Listen to God Save Australia
Listen to The Quotes of Righteosness
In this sense the entire yapang marruma project seeks to enlighten rather than reproach, as Smith says, 'It's not only been educational for non-Indigenous people who came along to see the exhibition, there are also a lot of Aboriginal people who have grown up in an urban society [...] a lot of kids are not getting an education of a black history, which is very rarely told in this country'.
'Uncle Gary and Auntie Brenda' 2008. Photograph Mervyn Bishop, courtesy of the artist and sitters.
Taking this further and fearing possible negative reactions from the local white community, gallery director Debbie Abraham reflects on this learning process and how their fears proved unfounded;
'We got an overwhelming response from maybe three to four hundred people through our visitors book saying 'I had no idea, and now I get why the Apology was needed.

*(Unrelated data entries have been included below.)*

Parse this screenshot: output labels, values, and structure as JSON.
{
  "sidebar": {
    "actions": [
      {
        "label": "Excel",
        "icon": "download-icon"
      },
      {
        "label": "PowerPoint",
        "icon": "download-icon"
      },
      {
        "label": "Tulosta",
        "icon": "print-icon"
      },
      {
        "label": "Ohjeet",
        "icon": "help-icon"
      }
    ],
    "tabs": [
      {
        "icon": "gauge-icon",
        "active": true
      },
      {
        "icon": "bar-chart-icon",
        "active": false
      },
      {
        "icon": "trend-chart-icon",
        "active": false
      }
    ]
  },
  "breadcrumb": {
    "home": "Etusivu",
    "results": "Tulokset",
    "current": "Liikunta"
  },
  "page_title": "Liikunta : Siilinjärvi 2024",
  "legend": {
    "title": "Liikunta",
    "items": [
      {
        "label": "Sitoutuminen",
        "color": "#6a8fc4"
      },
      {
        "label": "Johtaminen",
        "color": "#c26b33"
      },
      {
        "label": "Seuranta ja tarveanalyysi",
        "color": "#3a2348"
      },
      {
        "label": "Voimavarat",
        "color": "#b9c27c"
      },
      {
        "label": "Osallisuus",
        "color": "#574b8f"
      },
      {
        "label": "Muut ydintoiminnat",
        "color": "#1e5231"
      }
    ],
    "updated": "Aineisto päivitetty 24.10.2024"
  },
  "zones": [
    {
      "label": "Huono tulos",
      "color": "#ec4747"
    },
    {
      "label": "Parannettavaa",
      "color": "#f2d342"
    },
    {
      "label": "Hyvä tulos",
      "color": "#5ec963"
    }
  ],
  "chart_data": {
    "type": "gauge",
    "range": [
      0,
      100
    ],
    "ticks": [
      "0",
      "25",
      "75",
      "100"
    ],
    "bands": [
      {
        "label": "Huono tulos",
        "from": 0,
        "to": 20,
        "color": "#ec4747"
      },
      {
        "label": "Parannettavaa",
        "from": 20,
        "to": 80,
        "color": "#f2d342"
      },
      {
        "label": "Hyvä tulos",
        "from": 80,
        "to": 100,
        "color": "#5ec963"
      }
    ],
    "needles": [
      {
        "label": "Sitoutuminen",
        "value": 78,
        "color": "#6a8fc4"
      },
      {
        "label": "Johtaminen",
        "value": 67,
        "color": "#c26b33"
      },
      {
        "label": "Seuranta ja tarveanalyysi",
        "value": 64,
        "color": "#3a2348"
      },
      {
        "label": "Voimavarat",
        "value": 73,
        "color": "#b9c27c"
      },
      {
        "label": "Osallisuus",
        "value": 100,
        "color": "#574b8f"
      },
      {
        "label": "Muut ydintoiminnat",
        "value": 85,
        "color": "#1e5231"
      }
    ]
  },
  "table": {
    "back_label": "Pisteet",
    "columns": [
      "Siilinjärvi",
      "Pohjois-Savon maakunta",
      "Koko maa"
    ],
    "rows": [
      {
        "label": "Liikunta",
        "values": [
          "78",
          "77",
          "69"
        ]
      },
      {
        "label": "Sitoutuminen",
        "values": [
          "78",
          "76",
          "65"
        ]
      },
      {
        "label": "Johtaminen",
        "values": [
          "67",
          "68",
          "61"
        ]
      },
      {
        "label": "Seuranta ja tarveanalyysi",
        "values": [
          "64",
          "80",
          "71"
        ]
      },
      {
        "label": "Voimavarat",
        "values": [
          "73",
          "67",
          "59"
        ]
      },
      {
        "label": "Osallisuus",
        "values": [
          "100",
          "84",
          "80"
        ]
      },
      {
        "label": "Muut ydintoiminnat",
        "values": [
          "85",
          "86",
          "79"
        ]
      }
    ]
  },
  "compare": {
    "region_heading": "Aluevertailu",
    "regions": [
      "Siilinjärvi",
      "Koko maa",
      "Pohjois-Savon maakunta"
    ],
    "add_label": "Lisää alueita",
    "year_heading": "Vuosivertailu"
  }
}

For some of the families involved it was quite cathartic, these are stories that some people have never told, and that was quite an emotional experience for them and their families. Essentially we all came to work and cried everyday but by the end of it we were all filled with a kind of nervous laughter'.
It is this acknowledging of the past and hope for the future conjoined, that makes the entire yapang marruma project so powerful and responsive. Rod Smith may be little known to the greater sound art fraternity, however what he has produced in this soundscape is an innovative and exploratory work of extraordinary significance.
Listen to The Apology
This article was researched through interviews with Rod Smith, Donna Fernando and Debbie Abraham. For more information on the project and CD soundtrack contact dabraham [at] lakemac.nsw.gov.au
Debbie Abraham and Brett Adlington presented yapang marruma to the RAISE YOUR VOICE: Fourth National Public Galleries Summit 2009. View this very moving presentation.